Posts Tagged ‘Narek’

Narek’s Festal Works, for the First Time in English

May 19th, 2016    |    No Comments »

The Festal Works of St. Gregory of Narek: Annotated Translation of the Odes, Litanies, and Encomia
By Dr. Abraham Terian
Liturgical Press, Collegeville, MN, 2016

St. Gregory of Narek (945-1003) is one the most revered saints of the Armenian Church. He has been widely influential due to his penitential flavor of prayerful expression, particularly through his renowned and deeply introspective Book of Prayers. He has also gained the popularity of those outside the Armenian tradition. Last year, on February 21, 2015 Pope Francis declared St. Gregory a Doctor of the Roman Catholic Church, joining the company of 35 other important figures and saints such as St. Augustine, St. John Chrysostom, St. Thomas Aquinas, St. Athanasius, St. Ephrem, and St. Teresa of Ávila.

Besides St. Gregory’s new status in the Catholic Church, his influence lives on in our own tradition. Thanks to Abraham Terian, Professor Emeritus of Armenian Theology and Patristics at St. Nersess Armenian Seminary, the Armenian faithful now have the chance to discover–for the first time in English—our beloved mystical poet, philosopher, and theologian through the newly published Festal Works of St. Gregory: Annotated Translation of the Odes, Litanies, and Encomia.

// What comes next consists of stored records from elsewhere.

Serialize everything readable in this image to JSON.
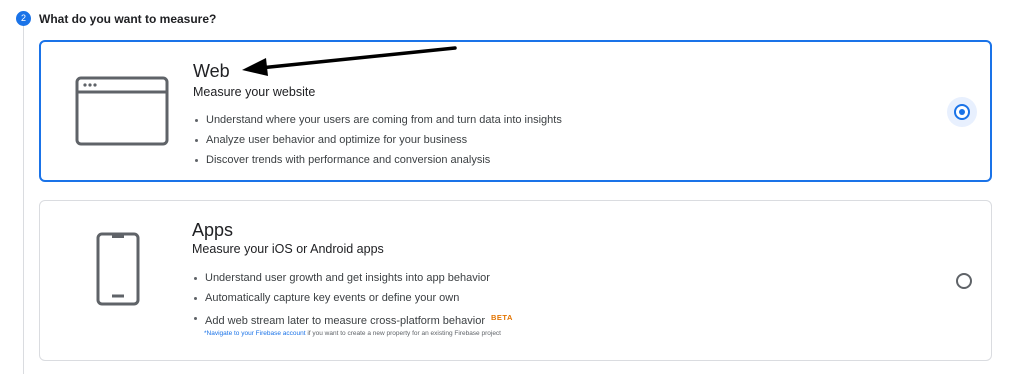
{
  "step": {
    "number": "2",
    "title": "What do you want to measure?"
  },
  "options": [
    {
      "title": "Web",
      "subtitle": "Measure your website",
      "icon": "browser-window-icon",
      "selected": true,
      "features": [
        "Understand where your users are coming from and turn data into insights",
        "Analyze user behavior and optimize for your business",
        "Discover trends with performance and conversion analysis"
      ]
    },
    {
      "title": "Apps",
      "subtitle": "Measure your iOS or Android apps",
      "icon": "mobile-phone-icon",
      "selected": false,
      "features": [
        "Understand user growth and get insights into app behavior",
        "Automatically capture key events or define your own",
        "Add web stream later to measure cross-platform behavior"
      ],
      "badge": "BETA",
      "note": {
        "link_text": "*Navigate to your Firebase account",
        "text": " if you want to create a new property for an existing Firebase project"
      }
    }
  ],
  "colors": {
    "accent": "#1a73e8",
    "accent_bg": "#e8f0fe",
    "badge": "#e37400",
    "border": "#dadce0"
  }
}
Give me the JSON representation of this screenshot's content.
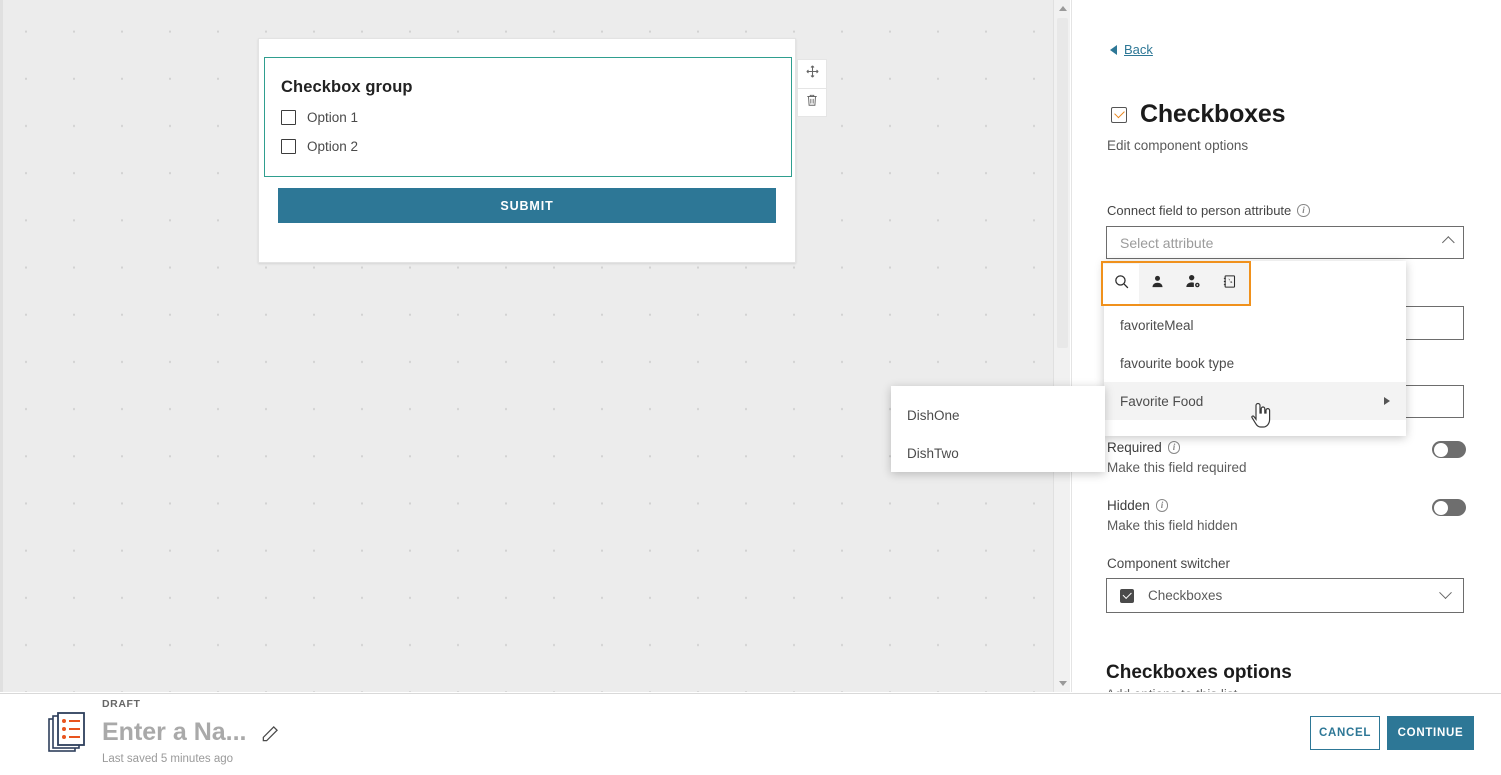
{
  "canvas": {
    "component": {
      "title": "Checkbox group",
      "options": [
        {
          "label": "Option 1"
        },
        {
          "label": "Option 2"
        }
      ]
    },
    "submit_label": "SUBMIT",
    "actions": [
      {
        "name": "move-icon"
      },
      {
        "name": "delete-icon"
      }
    ]
  },
  "panel": {
    "back_label": "Back",
    "title": "Checkboxes",
    "subtitle": "Edit component options",
    "attribute_field": {
      "label": "Connect field to person attribute",
      "placeholder": "Select attribute",
      "tabs": [
        {
          "name": "search-icon",
          "active": true
        },
        {
          "name": "person-icon",
          "active": false
        },
        {
          "name": "person-settings-icon",
          "active": false
        },
        {
          "name": "contact-card-icon",
          "active": false
        }
      ],
      "items": [
        {
          "label": "favoriteMeal",
          "has_submenu": false,
          "hovered": false
        },
        {
          "label": "favourite book type",
          "has_submenu": false,
          "hovered": false
        },
        {
          "label": "Favorite Food",
          "has_submenu": true,
          "hovered": true
        }
      ],
      "submenu": [
        {
          "label": "DishOne"
        },
        {
          "label": "DishTwo"
        }
      ]
    },
    "required": {
      "label": "Required",
      "description": "Make this field required",
      "on": false
    },
    "hidden": {
      "label": "Hidden",
      "description": "Make this field hidden",
      "on": false
    },
    "component_switcher": {
      "label": "Component switcher",
      "value": "Checkboxes"
    },
    "options_section": {
      "heading": "Checkboxes options",
      "subtext": "Add options to this list"
    }
  },
  "bottombar": {
    "status": "DRAFT",
    "form_name": "Enter a Na...",
    "last_saved": "Last saved 5 minutes ago",
    "cancel_label": "CANCEL",
    "continue_label": "CONTINUE"
  },
  "colors": {
    "accent_blue": "#2d7796",
    "selected_green": "#2f9e8f",
    "focus_orange": "#f0911c"
  }
}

The poetical odes and litanies vary in length ranging from 10 to 165 lines, with headings such as Ode for the Blessing of Water, Ode for the Coming of the Holy Spirit, and Litany for St. Gregory the Illuminator. The assumption is they were composed for public and liturgical use, but how the festal works of St. Gregory were employed (if they were used at all) is unknown. Similarly, we do not know the setting of the encomia: lengthy prose texts dedicated to praising subjects such as the Holy Virgin, the Holy Cross, and the Holy Apostles.

Gregory’s poetry is replete with vivid imagery and descriptors, drawn from his panoramic view of Scripture. Additionally, each of the genres included in the volume embody a sense of the worshipping community’s joyful praise, serving as a perfect supplement to Gregory’s penitential Book of Prayers.

Read, for example, these lines from his Ode for the Raising of Lazarus (p. 43):

The Gift able to transform the speechless, dead body,
The dead body wrapped in burial clothes, to be clothed and sealed with breath again by the Caller to Life.
The seal of death was broken as were the torments of hell,
The torments by the (evil) one who cannot harm the blessed assembly.
The great Hebrew assembly, a galaxy of thousands, praises in song the glory,
The glory of the One who bestows light, now and eternally.
Amen.

Although the subject of the ode is the raising of Lazarus, St. Gregory is able to link that event with Christ’s entry into Jerusalem on the first Palm Sunday, and ground the entire theme in the divinity of Christ. This ode affirms that it is not the story of the person of Lazarus that draws the attention for Armenians, rather what it tells us about Jesus Christ, the Caller to Life, and the temporary chapter that is death.

As a mystic, St. Gregory developed an extraordinary intense sense of God’s presence. Consequently, his language and worldview were different from the experiences of most people today. His festal works bear witness to the profound message of the Gospel transmitted through the Armenian Church.

This book belongs in the library of every clergyman of the Armenian Church, and is of equal interest to specialists in the field of liturgics. But it is also accessible to anyone interested in personal edification, and in enhancing their experience and understanding of the feasts of the Armenian Church.

—Eric Vozzy works in the Eastern Diocese’s Christian Education department.

The Festal Works of St. Gregory of Narek

The Festal Works of St. Gregory of Narek

Translators Assemble!

October 10th, 2014    |    No Comments »

The Invincible Philosopher. The Master of Mystic Poetry. The Wartime Chronicler. The Grace-Filled Patriarch. The Man of a Dozen Tongues.

It could be the line-up of characters for a new super-hero flick. But in fact, each is a saint of the Armenian Church—David, Narek, Yeghishe, Nersess, Mashdots—remembered together (along with others) as a distinctive “team” known as the Holy Translators. This Saturday, October 11, is their annual feast day.

Whether super or not, the Holy Translators were genuine heroes—and powerful ones, at that. Endowed with rare qualities of imagination and vision, they helped to forge a national identity for the Armenian people—using simple words and humble faith as their primary tools.

It’s an identity that has outlasted empires, overcome persecution, and reached the heights of civilization. Most remarkable of all, it has endured to the present day—and is ready to be embraced by all of us. This Saturday, try to reflect on the great power we’ve inherited—and the great responsibility that goes with it.

Learn more about the Holy Translators by clicking here.